ENVIRONMENTAL APPROACH-This approach is a more holistic approach that structures the environment and the activities students engage in to develop particular attitudes and skills that lead to Self Esteem.  It tends to address such aspects as discipline, social activities, goal setting, responsibility, and how adults interact with students.

There have been numerous studies supporting the fact that individuals must have a certain level of Self Esteem before they are willing to persevere long enough to succeed.  However, most studies support the idea that achievement is more likely to be the result rather than the cause of Self Esteem.  Both are thus intimately related to one another.  The issue thus becomes, what are the strategies that build both Self Esteem and achievement at the same time, and how can we foster Self Esteem without sacrificing academic excellence?

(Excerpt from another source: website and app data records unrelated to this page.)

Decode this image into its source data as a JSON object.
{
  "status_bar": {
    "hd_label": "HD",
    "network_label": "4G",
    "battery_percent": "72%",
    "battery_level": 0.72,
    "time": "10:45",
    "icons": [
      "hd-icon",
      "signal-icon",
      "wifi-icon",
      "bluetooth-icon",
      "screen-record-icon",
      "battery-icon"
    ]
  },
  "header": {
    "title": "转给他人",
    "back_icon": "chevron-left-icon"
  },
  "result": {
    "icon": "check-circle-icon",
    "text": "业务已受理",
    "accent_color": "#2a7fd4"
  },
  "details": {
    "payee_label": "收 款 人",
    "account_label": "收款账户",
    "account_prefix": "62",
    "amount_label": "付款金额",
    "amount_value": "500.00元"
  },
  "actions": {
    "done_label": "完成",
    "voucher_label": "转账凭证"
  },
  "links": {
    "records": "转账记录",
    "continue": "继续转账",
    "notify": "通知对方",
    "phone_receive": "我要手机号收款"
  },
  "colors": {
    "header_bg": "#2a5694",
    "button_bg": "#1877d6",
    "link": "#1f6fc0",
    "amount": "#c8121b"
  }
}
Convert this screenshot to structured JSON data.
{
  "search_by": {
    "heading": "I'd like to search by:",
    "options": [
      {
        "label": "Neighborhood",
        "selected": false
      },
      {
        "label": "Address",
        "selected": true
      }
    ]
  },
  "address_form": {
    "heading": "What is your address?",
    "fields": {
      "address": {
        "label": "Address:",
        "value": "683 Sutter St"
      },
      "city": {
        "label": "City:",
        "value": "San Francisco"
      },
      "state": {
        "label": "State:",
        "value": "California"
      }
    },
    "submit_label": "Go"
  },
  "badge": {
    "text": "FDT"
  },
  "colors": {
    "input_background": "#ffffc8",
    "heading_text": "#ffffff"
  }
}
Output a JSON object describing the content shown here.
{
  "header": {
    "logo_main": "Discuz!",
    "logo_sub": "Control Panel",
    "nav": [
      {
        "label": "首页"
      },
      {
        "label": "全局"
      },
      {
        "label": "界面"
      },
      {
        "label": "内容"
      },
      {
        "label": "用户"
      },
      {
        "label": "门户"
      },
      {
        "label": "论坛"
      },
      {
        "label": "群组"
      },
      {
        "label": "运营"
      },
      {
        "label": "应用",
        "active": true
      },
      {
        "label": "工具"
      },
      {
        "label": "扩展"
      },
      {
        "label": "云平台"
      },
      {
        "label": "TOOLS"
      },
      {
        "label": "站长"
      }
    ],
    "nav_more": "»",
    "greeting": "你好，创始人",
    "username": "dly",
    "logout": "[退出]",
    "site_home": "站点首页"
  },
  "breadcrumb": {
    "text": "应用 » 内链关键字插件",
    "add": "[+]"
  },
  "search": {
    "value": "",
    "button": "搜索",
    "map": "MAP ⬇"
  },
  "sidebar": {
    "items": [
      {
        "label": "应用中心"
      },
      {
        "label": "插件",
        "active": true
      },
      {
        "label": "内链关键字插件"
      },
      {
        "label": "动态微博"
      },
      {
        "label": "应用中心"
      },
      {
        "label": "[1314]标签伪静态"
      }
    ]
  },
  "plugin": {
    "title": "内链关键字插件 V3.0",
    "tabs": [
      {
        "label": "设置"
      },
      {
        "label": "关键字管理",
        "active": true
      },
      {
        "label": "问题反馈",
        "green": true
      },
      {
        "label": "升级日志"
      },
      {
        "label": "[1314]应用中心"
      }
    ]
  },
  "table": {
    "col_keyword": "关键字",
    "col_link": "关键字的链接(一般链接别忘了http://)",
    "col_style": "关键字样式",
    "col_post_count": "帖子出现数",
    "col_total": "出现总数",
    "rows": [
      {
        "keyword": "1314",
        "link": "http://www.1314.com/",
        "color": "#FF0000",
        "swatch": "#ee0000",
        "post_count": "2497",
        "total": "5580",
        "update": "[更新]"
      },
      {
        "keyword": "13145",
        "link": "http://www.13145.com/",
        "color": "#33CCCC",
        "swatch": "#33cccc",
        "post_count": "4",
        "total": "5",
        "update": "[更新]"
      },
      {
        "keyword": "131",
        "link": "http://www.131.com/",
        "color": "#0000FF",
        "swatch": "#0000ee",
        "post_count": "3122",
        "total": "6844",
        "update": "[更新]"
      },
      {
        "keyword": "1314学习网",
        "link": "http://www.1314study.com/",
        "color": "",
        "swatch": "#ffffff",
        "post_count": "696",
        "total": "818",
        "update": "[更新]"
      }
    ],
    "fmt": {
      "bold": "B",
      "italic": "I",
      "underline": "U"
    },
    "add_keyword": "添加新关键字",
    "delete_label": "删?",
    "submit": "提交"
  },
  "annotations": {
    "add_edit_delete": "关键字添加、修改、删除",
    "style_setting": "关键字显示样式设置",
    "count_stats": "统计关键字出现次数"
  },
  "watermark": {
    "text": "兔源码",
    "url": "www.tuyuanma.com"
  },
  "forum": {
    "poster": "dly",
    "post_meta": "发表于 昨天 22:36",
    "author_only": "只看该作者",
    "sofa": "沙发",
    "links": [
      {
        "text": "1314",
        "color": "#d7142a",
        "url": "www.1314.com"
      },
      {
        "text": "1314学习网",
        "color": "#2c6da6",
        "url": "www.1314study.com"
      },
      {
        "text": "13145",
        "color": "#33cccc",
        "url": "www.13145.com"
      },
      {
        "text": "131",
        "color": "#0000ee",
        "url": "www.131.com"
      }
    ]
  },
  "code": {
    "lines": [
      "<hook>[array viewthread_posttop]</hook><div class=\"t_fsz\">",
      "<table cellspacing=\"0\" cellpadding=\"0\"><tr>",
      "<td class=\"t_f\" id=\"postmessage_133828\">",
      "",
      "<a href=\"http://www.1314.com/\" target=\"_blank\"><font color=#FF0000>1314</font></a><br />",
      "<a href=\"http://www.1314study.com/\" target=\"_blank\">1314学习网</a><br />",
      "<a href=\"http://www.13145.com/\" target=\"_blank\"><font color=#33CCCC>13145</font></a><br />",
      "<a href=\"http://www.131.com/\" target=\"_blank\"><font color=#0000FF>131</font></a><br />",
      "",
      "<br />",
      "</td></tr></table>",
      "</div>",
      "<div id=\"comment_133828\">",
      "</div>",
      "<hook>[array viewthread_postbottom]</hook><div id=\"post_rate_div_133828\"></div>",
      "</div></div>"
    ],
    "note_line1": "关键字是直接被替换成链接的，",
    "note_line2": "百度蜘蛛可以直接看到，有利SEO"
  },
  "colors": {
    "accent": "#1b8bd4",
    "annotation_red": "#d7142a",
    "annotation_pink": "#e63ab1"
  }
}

There seem to be several major reasons for the lack of definitive research:
1.  There is little agreement on the definition of Self Esteem.  Thus, it becomes difficult to compare studies when the researchers are studying different aspects of Self Esteem.
2.  There has been no agreement on standard measures of Self Esteem.  Over 130 different measures have been used to measure Self Esteem.  Few of these measures have any demonstrable reliability.
3.  It becomes difficult to determine whether Self Esteem either causes the result observed or whether it contributes to other variables that result in particular behaviors or problems.  For example, in spite of the hundreds of studies, cigarettes have not yet been clearly identified as the cause of cancer.
4.  Most studies on Self Esteem have been conducted over such a short period of time, it is difficult to determine the long term effect.
5.  Most measures of Self Esteem have tapped what is termed “global Self Esteem.”  Thus, the level of Self Esteem is affected by so many different factors it is almost impossible to isolate any single factor.  Changes that affect one aspect of Self Esteem may not affect the other aspects.
6.  The significant aspects of Self Esteem for students or adults constantly change as we mature.  Thus, what seems to affect Self Esteem with some individuals has no effect on others because their Self Esteem is based on other variables.
7.  It is difficult to measure the effects of Self Esteem because it is a basic attitude.  This attitude affects motivation or behavior only when other other attitudes or conditions don’t override its significance at that moment.